So, shortly after Virginia Senate Bill 604 was passed in 2012, Justin and Courtney started tossing around the idea of cutting loose from their desk jobs and opening a brewery. When asked about the process that followed, they both simply say “long!” However, after about four years of hard work, their dream came to fruition in 2017.
Cast of characters
Justin and Courtney agree that one of their favorite aspects of owning a brewery are the folks who walk through the door. “We have met some incredible people we would’ve never met before,” says business manager, Courtney White, who also (wo)mans the bar. (They both wear a lot of hats … all the hats, in fact.)
It seems the feeling is mutual. Reports regular Brian Pikral, “Justin and Courtney go out of their way to be approachable, whether explaining about the beers on tap or just hanging out in general.” Pikral’s most frequent pick is Intermission’s Milk Stout, which he describes as “not overpowering, boozy or adjunct-filled.”
But it’s not just the customers the Whites enjoy getting to know. It’s also the staff of other local breweries. “With beer, there’s a camaraderie,” Courtney explains. “You don’t really get that with other industries.”
When they were first opening the brewery, Justin purposely didn’t ask advice from other brewers because he didn’t want to be “that guy.” But much to his and Courtney’s surprise, many of his fellow brewers stopped by on opening weekend to show their support.
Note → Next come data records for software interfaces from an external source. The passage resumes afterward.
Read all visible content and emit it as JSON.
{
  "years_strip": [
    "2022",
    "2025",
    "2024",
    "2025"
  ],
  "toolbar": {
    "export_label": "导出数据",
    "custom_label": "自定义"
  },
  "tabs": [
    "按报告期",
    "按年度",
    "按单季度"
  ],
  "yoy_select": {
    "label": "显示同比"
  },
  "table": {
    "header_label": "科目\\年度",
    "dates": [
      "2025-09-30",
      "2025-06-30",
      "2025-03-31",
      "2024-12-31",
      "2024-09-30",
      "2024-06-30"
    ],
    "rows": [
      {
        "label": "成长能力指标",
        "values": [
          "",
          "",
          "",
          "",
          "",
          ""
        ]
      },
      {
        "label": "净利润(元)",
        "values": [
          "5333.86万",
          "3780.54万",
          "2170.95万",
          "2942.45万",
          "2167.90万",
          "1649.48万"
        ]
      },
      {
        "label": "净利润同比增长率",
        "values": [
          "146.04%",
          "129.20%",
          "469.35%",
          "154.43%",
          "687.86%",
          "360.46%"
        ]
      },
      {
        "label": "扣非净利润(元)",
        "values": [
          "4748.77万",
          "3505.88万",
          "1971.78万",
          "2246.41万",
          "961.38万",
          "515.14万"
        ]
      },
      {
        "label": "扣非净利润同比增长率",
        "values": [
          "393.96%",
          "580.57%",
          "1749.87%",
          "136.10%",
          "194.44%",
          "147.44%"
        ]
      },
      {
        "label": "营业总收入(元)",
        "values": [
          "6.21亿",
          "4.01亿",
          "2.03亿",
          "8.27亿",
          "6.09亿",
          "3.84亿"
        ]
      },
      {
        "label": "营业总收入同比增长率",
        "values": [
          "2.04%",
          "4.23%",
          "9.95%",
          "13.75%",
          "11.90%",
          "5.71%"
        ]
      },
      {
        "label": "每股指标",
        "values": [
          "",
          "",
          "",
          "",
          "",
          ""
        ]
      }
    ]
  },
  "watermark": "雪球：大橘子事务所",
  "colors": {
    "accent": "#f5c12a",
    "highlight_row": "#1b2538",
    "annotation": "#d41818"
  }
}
The Whites were also invited to join the Richmond Brewers United, which is a partnership between Richmond Regional Tourism, breweries and beer writers to share experiences and grow beer tourism in RVA.
Playing a supporting role
Because Courtney and Justin have found this support to be so important in their first year, they try to pay it forward by lending a hand to other local businesses, particularly those owned by women. This past summer, they hosted an outdoor event where female artisans of handmade goods could sell their creations. Plus, they’ve used their outdoor space, a large, grassy field behind the brewery, for a fitness boot camp, and they sell Lush cupcakes at special events (both businesses are women-owned).
Currently, Justin is also taking the bold step to begin sourcing all of the brewery’s malt in Virginia: “We’re making a small sacrifice on our bottom dollar to support a local business, and I think that’s worth more than the few cents per pound [we could’ve saved].”In launching their new business, the Whites have always stayed true to who they are and what they believe in. “It’s personal for us,” says Courtney. In so doing, Justin and Courtney have created something that not only breaks the RVA brewery mold but also is drawing an enthusiastic (and thirsty) audience.